Indeed, second order differential equations are integral to numerous real-world applications. In the realm of physics, they delineate the motion of a simple harmonic oscillator, such as a pendulum or a mass-spring system. In the field of electrical engineering, they chart the behaviour of circuits equipped with resistors, capacitors, and inductors. They also find use in fluid dynamics to describe wave propagation and in economics to model specific economic behaviours. The broad applicability of second order differential equations underscores their importance across various scientific and engineering disciplines.

Characteristic roots of a second order differential equation are ascertained by forming a characteristic equation from the given differential equation. This equation is a quadratic one, derived from the coefficients of the differential equation. For an equation like d^{2}y/dx^{2} + P dy/dx + Qy = 0, the characteristic equation becomes m^{2} + Pm + Q = 0. Solving this quadratic equation gives the characteristic roots. These can be real and distinct, real and equal, or complex conjugates. These roots are instrumental in determining the general solution of the differential equation.

The primary distinction between homogeneous and non-homogeneous second order differential equations lies in their right-hand side. A homogeneous equation has its right-hand side equal to zero, represented as d^{2}y/dx^{2} + P dy/dx + Qy = 0. Conversely, a non-homogeneous equation features a non-zero term on the right-hand side, depicted as d^{2}y/dx^{2} + P dy/dx + Qy = R(x), where R(x) is a known function of x. Solutions to homogeneous equations often combine exponential, sine, or cosine functions. In contrast, non-homogeneous equations need extra methods to pinpoint a specific solution in addition to the general solution of the associated homogeneous equation.

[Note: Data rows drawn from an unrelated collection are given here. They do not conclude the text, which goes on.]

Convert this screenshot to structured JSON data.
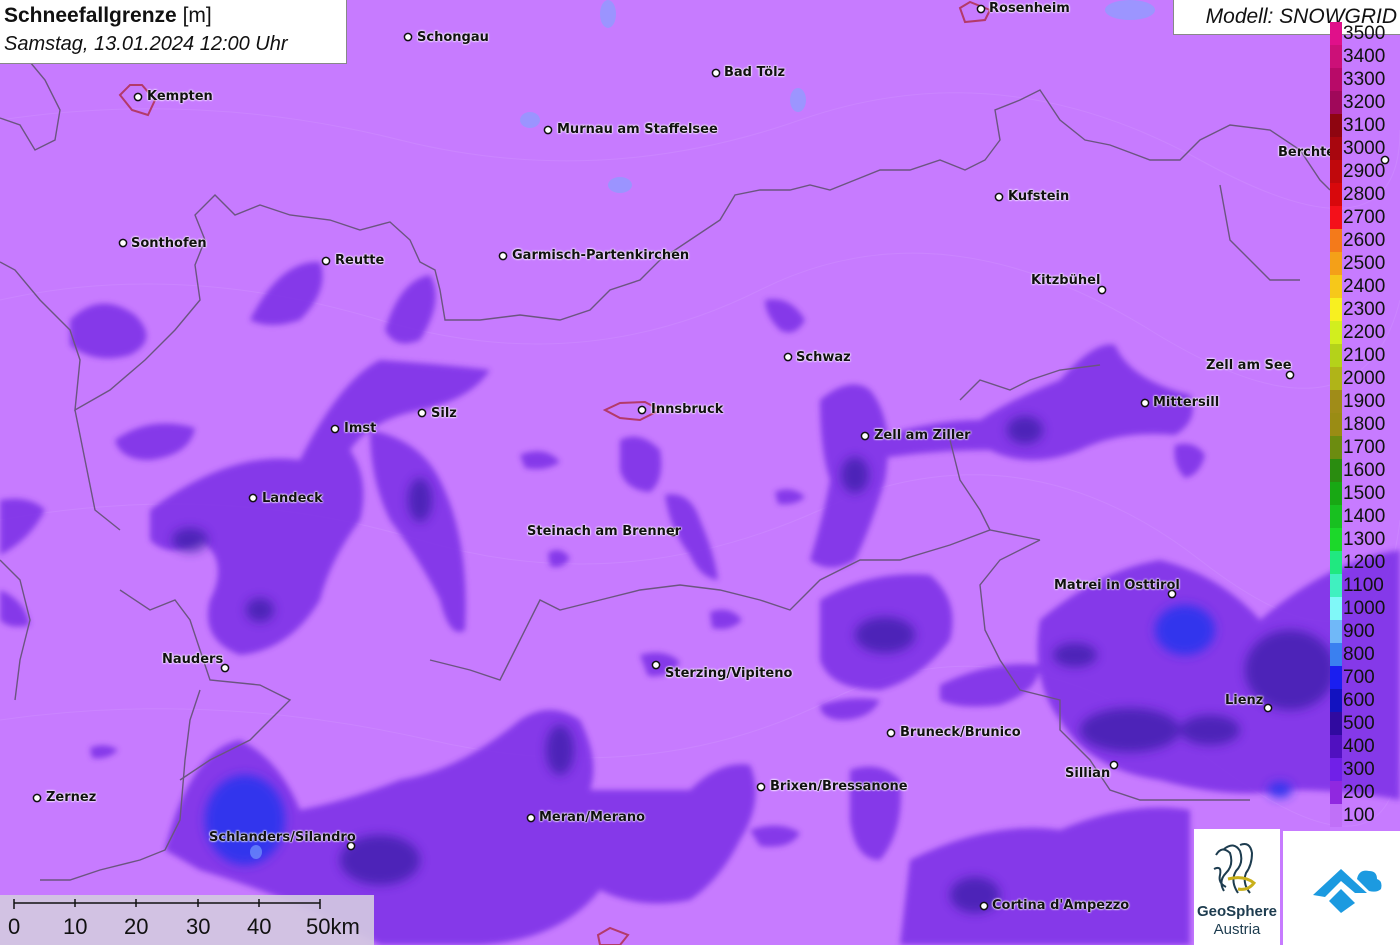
{
  "title": {
    "main_bold": "Schneefallgrenze",
    "main_unit": "[m]",
    "datetime": "Samstag, 13.01.2024 12:00 Uhr"
  },
  "model": {
    "label": "Modell: SNOWGRID"
  },
  "legend": {
    "entries": [
      {
        "label": "3500",
        "color": "#e0108a"
      },
      {
        "label": "3400",
        "color": "#cc1078"
      },
      {
        "label": "3300",
        "color": "#b80a68"
      },
      {
        "label": "3200",
        "color": "#a0085a"
      },
      {
        "label": "3100",
        "color": "#8e0510"
      },
      {
        "label": "3000",
        "color": "#a8060e"
      },
      {
        "label": "2900",
        "color": "#c0080c"
      },
      {
        "label": "2800",
        "color": "#d8080c"
      },
      {
        "label": "2700",
        "color": "#f4101a"
      },
      {
        "label": "2600",
        "color": "#f47a1a"
      },
      {
        "label": "2500",
        "color": "#f4a018"
      },
      {
        "label": "2400",
        "color": "#f6c81a"
      },
      {
        "label": "2300",
        "color": "#f8f020"
      },
      {
        "label": "2200",
        "color": "#d2ee1e"
      },
      {
        "label": "2100",
        "color": "#b4d21a"
      },
      {
        "label": "2000",
        "color": "#b0b418"
      },
      {
        "label": "1900",
        "color": "#a08c18"
      },
      {
        "label": "1800",
        "color": "#9a8c14"
      },
      {
        "label": "1700",
        "color": "#6c8c10"
      },
      {
        "label": "1600",
        "color": "#2a8c10"
      },
      {
        "label": "1500",
        "color": "#18a814"
      },
      {
        "label": "1400",
        "color": "#18c020"
      },
      {
        "label": "1300",
        "color": "#1cd82a"
      },
      {
        "label": "1200",
        "color": "#20e880"
      },
      {
        "label": "1100",
        "color": "#40f0c0"
      },
      {
        "label": "1000",
        "color": "#80f8f8"
      },
      {
        "label": "900",
        "color": "#70b8f8"
      },
      {
        "label": "800",
        "color": "#3a80f0"
      },
      {
        "label": "700",
        "color": "#1a1ef0"
      },
      {
        "label": "600",
        "color": "#1212c0"
      },
      {
        "label": "500",
        "color": "#300aa0"
      },
      {
        "label": "400",
        "color": "#5010c0"
      },
      {
        "label": "300",
        "color": "#7020e8"
      },
      {
        "label": "200",
        "color": "#9028e0"
      },
      {
        "label": "100",
        "color": "#c070f8"
      }
    ]
  },
  "cities": [
    {
      "name": "Rosenheim"
    },
    {
      "name": "Schongau"
    },
    {
      "name": "Kempten"
    },
    {
      "name": "Bad Tölz"
    },
    {
      "name": "Murnau am Staffelsee"
    },
    {
      "name": "Berchte"
    },
    {
      "name": "Kufstein"
    },
    {
      "name": "Sonthofen"
    },
    {
      "name": "Reutte"
    },
    {
      "name": "Garmisch-Partenkirchen"
    },
    {
      "name": "Kitzbühel"
    },
    {
      "name": "Schwaz"
    },
    {
      "name": "Zell am See"
    },
    {
      "name": "Mittersill"
    },
    {
      "name": "Silz"
    },
    {
      "name": "Imst"
    },
    {
      "name": "Innsbruck"
    },
    {
      "name": "Zell am Ziller"
    },
    {
      "name": "Landeck"
    },
    {
      "name": "Steinach am Brenner"
    },
    {
      "name": "Matrei in Osttirol"
    },
    {
      "name": "Nauders"
    },
    {
      "name": "Sterzing/Vipiteno"
    },
    {
      "name": "Lienz"
    },
    {
      "name": "Bruneck/Brunico"
    },
    {
      "name": "Sillian"
    },
    {
      "name": "Zernez"
    },
    {
      "name": "Brixen/Bressanone"
    },
    {
      "name": "Meran/Merano"
    },
    {
      "name": "Schlanders/Silandro"
    },
    {
      "name": "Cortina d'Ampezzo"
    }
  ],
  "scale": {
    "labels": [
      "0",
      "10",
      "20",
      "30",
      "40",
      "50km"
    ]
  },
  "logos": {
    "geosphere_line1": "GeoSphere",
    "geosphere_line2": "Austria"
  },
  "colors": {
    "background": "#c77bff",
    "border": "#6b5580",
    "low_snowline": "#7a2ee6",
    "deep": "#3a1aa8",
    "blue": "#2a36ee"
  }
}
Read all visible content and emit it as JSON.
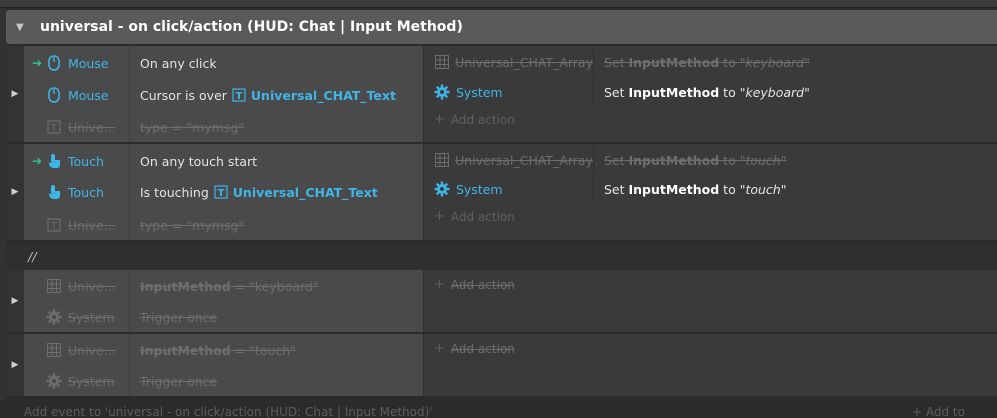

## Practice Questions

To solve the given differential equation, we first form the characteristic equation: m^{2} + 5m + 6 = 0. Factoring this equation, we get: (m + 2)(m + 3) = 0. From this, we can determine the roots as m1 = -2 and m2 = -3. Thus, the general solution to the differential equation is given by: y = C1 e^{(-2x)} + C2 e^{(-3x)}, where C1 and C2 are arbitrary constants.

First, we solve the associated homogeneous equation: d^{2}y/dx^{2} - 3dy/dx + 2y = 0. The characteristic equation is: m^{2} - 3m + 2 = 0. Factoring, we get: (m - 1)(m - 2) = 0. This gives us the roots m1 = 1 and m2 = 2. The general solution of the homogeneous equation is: yh = C1 e^{(x)} + C2 e^{(2x)}. For the non-homogeneous equation, a particular solution can be assumed in the form yp = ax + b. Substituting this into the differential equation and solving, we find the particular solution as yp = x/2 + 3/4. Combining the two solutions, the general solution is: y = yh + yp = C1 e^{(x) }+ C2 e^{(2x)} + x/2 + 3/4.